The first official visit of the European Union High Representative for Foreign Affairs and Security Policy / European Commission Vice-President Federica Mogherini to New York on 8 and 9 March included, among high level meetings, a statement made at the United Nations Security Council (UNSC) on 9 March regarding cooperation between the EU and the UN. The speech reflected the current European foreign policy priorities: putting Libya “back on track”, fighting terrorism in all its forms and across regions, and saving the lives of migrants crossing the Mediterranean into Europe.
Libya is a top priority and a deal should be reached in a matter of days, according to Mogherini. The European Union is ready to give the country everything it needs to rebuilt itself, as soon as the various factions reach a political compromise towards forming a unity government. Hopes that such a government will address terrorism, uncontrolled migration and regional instability are the motivation for EU’s support.
“Da’esh”, the pejorative name assigned to the self-proclaimed Islamic State of Iraq and Levant (ISIL or ISIS), was the next item on Mogherini’s foreign policy agenda and referred to it as the main challenge currently facing Europe and the world. The EU High Representative called for international cooperation to prevent the group from achieving its stated goal of forming a caliphate out of the Levant and draw Western armies into a war whose final showdown will take place at Dabiq, Syria. The way to address this, according to Mogherini, is by encouraging public debate that speaks against the group’s narrative.
Saving lives and achieving a peaceful future, as the principal goal of EU-UN and possibly African Union collaboration, will also be done by “facing the phenomenon of migration”, according to the Head of EU’s diplomacy. Migration has been a key issue on the European agenda in the past years, more so as the number of people dying in the Mediterranean Sea while trying to cross from Africa into Europe has reached tens of thousands and is steadily growing. The importance of achieving a solution in Ukraine that would guarantee the country’s territorial integrity, as well as reaching a two-state solution to the Israeli-Palestinian conflict were issues also covered by the EU High Representative.
Her statement, however, paid little or no attention to poverty, inequality between people, or climate change, concerns that are at the center of the current UN debates. The benefits of migration were also overlooked, as were the root causes of violent extremism. Of course, one could claim that such “soft security” topics were more appropriate for other fora, like the UN General Assembly, rather than the Security Council that Ms. Mogherini addressed this time.

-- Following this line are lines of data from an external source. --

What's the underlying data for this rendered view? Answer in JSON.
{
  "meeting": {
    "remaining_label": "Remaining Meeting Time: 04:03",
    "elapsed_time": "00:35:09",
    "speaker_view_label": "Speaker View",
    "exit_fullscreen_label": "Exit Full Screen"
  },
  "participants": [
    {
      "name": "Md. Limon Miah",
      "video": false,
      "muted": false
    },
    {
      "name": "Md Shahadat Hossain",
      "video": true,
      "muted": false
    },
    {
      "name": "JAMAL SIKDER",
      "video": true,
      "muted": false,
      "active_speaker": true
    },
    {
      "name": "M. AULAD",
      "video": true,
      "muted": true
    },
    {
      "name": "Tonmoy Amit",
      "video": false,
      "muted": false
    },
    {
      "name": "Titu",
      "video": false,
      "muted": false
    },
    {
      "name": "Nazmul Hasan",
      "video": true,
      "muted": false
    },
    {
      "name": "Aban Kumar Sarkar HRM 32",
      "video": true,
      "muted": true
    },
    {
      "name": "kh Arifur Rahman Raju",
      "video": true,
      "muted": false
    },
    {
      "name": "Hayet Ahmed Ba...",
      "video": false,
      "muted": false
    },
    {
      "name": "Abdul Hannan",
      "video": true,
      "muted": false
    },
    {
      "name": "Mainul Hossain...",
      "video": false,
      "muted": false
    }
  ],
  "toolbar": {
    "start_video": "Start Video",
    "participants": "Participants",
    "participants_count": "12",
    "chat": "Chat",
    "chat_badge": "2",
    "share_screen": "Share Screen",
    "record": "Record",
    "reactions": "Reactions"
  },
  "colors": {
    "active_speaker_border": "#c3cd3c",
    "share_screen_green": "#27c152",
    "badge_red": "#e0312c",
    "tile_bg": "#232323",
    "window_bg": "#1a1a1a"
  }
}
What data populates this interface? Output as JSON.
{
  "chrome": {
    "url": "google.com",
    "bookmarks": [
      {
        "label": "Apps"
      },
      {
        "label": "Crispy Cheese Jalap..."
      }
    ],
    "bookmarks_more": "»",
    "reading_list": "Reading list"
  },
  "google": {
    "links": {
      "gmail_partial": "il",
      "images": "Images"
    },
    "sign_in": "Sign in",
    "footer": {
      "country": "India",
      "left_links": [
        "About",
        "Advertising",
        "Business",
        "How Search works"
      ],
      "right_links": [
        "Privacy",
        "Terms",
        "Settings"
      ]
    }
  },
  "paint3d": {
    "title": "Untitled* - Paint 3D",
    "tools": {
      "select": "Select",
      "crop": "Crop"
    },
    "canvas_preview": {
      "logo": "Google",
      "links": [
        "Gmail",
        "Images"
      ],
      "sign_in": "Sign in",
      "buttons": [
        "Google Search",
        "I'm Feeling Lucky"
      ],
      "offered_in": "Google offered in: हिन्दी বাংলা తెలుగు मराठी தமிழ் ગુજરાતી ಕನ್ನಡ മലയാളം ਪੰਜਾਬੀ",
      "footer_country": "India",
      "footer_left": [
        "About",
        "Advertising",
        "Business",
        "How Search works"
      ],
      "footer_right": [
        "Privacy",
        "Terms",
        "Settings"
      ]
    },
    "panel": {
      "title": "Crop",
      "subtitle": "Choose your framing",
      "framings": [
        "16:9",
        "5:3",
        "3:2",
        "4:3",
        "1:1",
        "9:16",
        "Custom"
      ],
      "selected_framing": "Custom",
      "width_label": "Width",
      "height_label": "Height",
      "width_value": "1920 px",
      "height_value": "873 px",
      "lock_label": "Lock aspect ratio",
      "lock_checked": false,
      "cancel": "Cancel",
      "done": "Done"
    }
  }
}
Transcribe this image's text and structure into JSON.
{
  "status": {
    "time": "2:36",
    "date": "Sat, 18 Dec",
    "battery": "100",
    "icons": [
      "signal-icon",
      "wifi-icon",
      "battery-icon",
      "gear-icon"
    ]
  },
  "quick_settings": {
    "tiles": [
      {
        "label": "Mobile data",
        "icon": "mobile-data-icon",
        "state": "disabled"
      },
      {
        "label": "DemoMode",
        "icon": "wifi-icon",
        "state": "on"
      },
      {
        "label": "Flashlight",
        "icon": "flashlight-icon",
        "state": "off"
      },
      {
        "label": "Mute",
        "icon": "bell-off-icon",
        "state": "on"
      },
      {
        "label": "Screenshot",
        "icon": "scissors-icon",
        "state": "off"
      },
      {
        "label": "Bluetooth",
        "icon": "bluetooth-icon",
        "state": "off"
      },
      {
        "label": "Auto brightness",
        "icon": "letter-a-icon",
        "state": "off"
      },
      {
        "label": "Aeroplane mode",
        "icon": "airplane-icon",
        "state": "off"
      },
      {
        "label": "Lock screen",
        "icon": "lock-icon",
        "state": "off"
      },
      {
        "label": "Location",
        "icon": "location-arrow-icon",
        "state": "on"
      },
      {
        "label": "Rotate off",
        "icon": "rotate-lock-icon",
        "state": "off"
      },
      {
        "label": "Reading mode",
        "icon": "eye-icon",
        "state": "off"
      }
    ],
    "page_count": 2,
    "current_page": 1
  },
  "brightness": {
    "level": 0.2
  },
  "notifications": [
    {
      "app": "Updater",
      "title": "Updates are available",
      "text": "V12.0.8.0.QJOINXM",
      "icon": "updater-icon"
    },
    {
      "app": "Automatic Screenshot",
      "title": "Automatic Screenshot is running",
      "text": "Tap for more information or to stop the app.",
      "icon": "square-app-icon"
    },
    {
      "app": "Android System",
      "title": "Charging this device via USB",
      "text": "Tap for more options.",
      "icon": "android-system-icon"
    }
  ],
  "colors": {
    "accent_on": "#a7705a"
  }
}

Nevertheless, the securitization of European foreign policy discourse is, in fact, gathering pace, as the EU is contemplating the reinforcement of its defense structures to stand up to Russia and other threats.